THE TASK ▸
Find how many lines in the entries below carry the word "align" and answer with only that figure.

Interface dataset entries:
Segment Open

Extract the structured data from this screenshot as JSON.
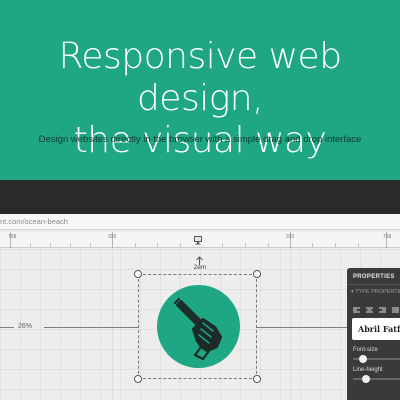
{
  "hero": {
    "title_line1": "Responsive web design,",
    "title_line2": "the visual way",
    "subtitle": "Design websites directly in the browser with a simple drag and drop interface"
  },
  "browser": {
    "url": "nt.com/ocean-beach"
  },
  "ruler": {
    "labels": [
      "768",
      "320",
      "320",
      "768"
    ]
  },
  "canvas": {
    "width_percent": "26%",
    "top_margin": "2em"
  },
  "panel": {
    "header": "PROPERTIES",
    "section": "▾ TYPE PROPERTIES",
    "font_name": "Abril Fatface",
    "font_size_label": "Font-size",
    "line_height_label": "Line-height",
    "font_size_value": 0.12,
    "line_height_value": 0.2
  },
  "colors": {
    "accent": "#1fa783",
    "dark": "#2a2a2a",
    "panel": "#3a3a3a"
  },
  "icons": [
    "monitor-icon",
    "arrow-up-icon",
    "pen-in-hand-logo-icon",
    "align-left-icon",
    "align-center-icon",
    "align-right-icon",
    "align-justify-icon"
  ]
}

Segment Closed

ANSWER SECTION ▸
4